[HOW TO COMPLETE THIS TASK] Wherever the word "JSON" appears in a line of the data, that line should be copied.

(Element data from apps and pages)
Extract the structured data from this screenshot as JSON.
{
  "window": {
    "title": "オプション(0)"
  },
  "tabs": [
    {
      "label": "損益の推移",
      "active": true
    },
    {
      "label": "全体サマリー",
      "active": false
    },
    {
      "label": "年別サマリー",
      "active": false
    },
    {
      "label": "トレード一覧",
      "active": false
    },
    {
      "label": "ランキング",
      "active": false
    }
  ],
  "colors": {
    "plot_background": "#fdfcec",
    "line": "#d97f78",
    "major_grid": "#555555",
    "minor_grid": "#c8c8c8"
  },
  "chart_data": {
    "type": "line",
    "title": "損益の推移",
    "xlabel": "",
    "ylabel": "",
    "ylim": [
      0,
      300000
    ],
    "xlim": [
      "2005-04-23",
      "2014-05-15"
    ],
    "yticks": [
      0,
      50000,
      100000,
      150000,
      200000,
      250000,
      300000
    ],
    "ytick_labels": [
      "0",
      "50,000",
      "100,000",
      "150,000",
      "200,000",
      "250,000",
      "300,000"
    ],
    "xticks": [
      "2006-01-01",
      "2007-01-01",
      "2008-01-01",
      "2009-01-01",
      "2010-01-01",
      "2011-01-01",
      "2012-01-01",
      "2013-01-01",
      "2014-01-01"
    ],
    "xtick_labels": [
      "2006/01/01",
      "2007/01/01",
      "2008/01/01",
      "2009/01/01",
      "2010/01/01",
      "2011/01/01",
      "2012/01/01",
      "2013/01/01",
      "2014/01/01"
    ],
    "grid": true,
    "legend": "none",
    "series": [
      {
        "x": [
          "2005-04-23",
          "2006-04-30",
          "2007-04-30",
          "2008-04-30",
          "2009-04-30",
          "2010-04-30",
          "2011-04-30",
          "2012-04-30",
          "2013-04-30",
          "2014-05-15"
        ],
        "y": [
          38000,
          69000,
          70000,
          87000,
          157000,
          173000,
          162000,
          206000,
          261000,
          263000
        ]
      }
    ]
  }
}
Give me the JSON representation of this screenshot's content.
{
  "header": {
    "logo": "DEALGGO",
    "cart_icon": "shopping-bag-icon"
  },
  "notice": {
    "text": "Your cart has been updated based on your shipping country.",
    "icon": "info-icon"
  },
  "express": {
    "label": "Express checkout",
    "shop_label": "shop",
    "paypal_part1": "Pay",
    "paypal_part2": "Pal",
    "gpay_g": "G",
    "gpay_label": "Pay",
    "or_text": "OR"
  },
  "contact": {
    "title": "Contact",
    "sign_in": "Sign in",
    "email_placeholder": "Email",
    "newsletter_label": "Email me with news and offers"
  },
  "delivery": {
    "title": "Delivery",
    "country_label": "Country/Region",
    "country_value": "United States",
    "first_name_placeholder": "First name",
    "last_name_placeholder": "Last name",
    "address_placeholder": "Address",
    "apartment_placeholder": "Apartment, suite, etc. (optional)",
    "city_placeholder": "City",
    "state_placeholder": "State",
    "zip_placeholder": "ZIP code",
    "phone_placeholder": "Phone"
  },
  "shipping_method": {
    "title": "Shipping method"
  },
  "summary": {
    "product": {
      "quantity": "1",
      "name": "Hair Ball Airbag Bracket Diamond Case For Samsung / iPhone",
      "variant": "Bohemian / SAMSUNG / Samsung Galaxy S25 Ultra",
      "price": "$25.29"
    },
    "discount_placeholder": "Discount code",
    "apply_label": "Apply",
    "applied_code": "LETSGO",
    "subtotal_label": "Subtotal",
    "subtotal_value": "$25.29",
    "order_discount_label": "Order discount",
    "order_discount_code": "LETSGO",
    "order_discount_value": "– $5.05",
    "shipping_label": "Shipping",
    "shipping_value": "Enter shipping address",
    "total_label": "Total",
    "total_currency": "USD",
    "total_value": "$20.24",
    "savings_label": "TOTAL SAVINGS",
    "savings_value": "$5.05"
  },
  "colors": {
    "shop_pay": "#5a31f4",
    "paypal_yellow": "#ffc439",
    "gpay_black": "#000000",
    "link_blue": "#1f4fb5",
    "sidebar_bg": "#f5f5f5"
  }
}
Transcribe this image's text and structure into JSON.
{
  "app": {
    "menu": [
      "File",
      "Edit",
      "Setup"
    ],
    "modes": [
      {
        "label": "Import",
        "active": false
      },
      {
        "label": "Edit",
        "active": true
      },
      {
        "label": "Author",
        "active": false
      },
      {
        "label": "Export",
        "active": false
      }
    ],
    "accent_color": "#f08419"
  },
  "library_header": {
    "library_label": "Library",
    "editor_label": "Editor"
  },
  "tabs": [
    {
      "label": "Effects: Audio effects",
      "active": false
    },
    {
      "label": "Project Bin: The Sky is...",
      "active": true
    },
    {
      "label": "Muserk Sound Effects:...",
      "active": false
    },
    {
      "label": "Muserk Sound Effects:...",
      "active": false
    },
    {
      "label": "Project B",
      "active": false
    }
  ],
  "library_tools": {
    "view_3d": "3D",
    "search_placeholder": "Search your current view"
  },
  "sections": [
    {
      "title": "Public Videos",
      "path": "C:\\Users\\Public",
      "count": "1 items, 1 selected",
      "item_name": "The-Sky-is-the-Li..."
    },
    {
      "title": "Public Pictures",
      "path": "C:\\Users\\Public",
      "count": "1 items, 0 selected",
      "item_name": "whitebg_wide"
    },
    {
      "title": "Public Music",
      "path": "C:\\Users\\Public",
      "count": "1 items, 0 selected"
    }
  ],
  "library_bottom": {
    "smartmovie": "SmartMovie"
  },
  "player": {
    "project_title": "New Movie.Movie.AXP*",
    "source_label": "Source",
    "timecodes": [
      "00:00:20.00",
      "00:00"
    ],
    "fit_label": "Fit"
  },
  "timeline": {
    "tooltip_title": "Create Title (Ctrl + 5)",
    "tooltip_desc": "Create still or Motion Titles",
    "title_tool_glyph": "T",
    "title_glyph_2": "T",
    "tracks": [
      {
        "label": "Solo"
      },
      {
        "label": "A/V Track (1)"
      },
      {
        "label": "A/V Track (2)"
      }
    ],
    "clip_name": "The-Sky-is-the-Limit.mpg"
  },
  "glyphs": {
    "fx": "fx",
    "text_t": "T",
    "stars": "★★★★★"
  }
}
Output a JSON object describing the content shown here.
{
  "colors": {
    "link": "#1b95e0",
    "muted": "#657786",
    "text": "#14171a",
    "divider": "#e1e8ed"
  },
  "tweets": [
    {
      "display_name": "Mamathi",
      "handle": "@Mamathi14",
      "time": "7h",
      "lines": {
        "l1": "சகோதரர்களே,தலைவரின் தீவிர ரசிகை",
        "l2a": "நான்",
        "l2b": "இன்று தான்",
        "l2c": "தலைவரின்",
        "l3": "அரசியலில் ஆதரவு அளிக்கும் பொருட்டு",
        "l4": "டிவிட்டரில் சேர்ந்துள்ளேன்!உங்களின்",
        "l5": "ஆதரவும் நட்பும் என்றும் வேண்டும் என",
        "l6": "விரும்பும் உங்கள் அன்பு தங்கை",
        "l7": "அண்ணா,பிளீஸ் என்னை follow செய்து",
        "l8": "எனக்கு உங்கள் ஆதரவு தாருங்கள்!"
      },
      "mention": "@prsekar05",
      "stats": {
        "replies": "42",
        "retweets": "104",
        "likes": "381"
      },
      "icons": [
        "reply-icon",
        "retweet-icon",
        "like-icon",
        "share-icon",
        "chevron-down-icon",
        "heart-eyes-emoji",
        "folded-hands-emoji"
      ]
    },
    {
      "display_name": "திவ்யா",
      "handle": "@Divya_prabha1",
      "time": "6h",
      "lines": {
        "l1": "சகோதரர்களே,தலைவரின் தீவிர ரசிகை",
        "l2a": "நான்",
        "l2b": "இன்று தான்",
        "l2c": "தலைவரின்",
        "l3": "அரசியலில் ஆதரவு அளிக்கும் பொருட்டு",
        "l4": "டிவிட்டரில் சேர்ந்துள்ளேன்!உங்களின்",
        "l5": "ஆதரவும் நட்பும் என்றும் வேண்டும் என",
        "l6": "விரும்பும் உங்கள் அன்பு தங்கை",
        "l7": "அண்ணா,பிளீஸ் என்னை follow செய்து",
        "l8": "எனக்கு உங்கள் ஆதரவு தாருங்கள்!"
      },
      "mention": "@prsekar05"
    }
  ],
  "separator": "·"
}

[SOLUTION TO THE EXERCISE]
Extract the structured data from this screenshot as JSON.
Give me the JSON representation of this screenshot's content.
Transcribe this image's text and structure into JSON.
Output a JSON object describing the content shown here.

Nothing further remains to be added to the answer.